• [ACTION ITEM] Each line of the records below that contains "name" needs to be copied.

Data records for software interfaces:

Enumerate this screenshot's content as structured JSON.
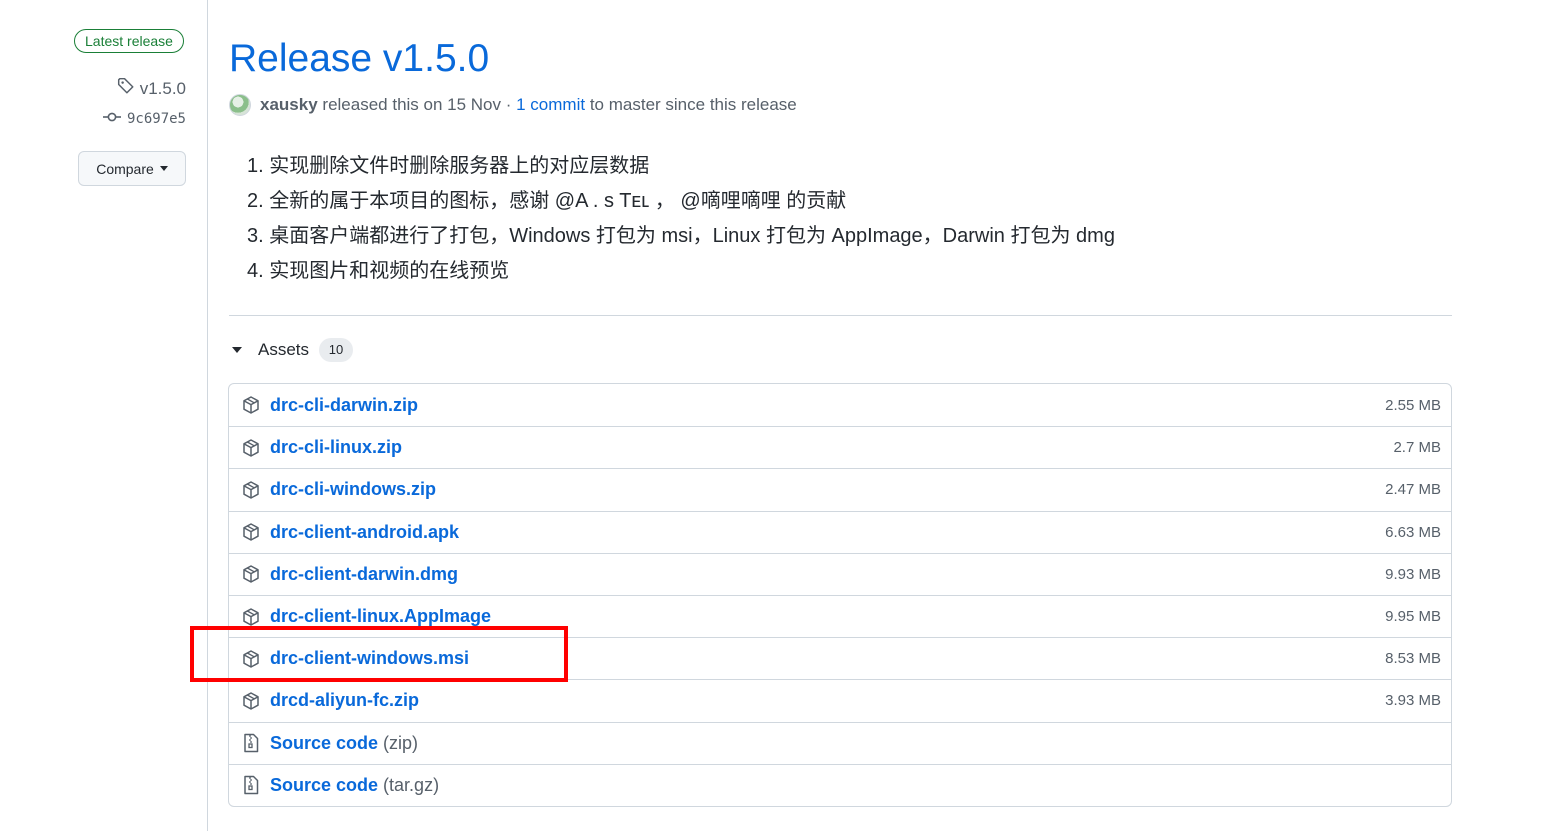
{
  "sidebar": {
    "latest_badge": "Latest release",
    "tag": "v1.5.0",
    "commit": "9c697e5",
    "compare_label": "Compare"
  },
  "release": {
    "title": "Release v1.5.0",
    "author": "xausky",
    "released_text": "released this on 15 Nov",
    "separator": " · ",
    "commits_link": "1 commit",
    "commits_suffix": "to master since this release",
    "notes": [
      "1. 实现删除文件时删除服务器上的对应层数据",
      "2. 全新的属于本项目的图标，感谢 @A . s Tᴇʟ ， @嘀哩嘀哩 的贡献",
      "3. 桌面客户端都进行了打包，Windows 打包为 msi，Linux 打包为 AppImage，Darwin 打包为 dmg",
      "4. 实现图片和视频的在线预览"
    ]
  },
  "assets": {
    "heading": "Assets",
    "count": "10",
    "files": [
      {
        "name": "drc-cli-darwin.zip",
        "size": "2.55 MB"
      },
      {
        "name": "drc-cli-linux.zip",
        "size": "2.7 MB"
      },
      {
        "name": "drc-cli-windows.zip",
        "size": "2.47 MB"
      },
      {
        "name": "drc-client-android.apk",
        "size": "6.63 MB"
      },
      {
        "name": "drc-client-darwin.dmg",
        "size": "9.93 MB"
      },
      {
        "name": "drc-client-linux.AppImage",
        "size": "9.95 MB"
      },
      {
        "name": "drc-client-windows.msi",
        "size": "8.53 MB"
      },
      {
        "name": "drcd-aliyun-fc.zip",
        "size": "3.93 MB"
      }
    ],
    "source": [
      {
        "name": "Source code",
        "suffix": "(zip)"
      },
      {
        "name": "Source code",
        "suffix": "(tar.gz)"
      }
    ]
  },
  "colors": {
    "link": "#0969da",
    "badge_green": "#1a7f37",
    "highlight": "#ff0000"
  }
}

• [RESPONSE AREA]
        "name": "drc-cli-darwin.zip",
        "name": "drc-cli-linux.zip",
        "name": "drc-cli-windows.zip",
        "name": "drc-client-android.apk",
        "name": "drc-client-darwin.dmg",
        "name": "drc-client-linux.AppImage",
        "name": "drc-client-windows.msi",
        "name": "drcd-aliyun-fc.zip",
        "name": "Source code",
        "name": "Source code",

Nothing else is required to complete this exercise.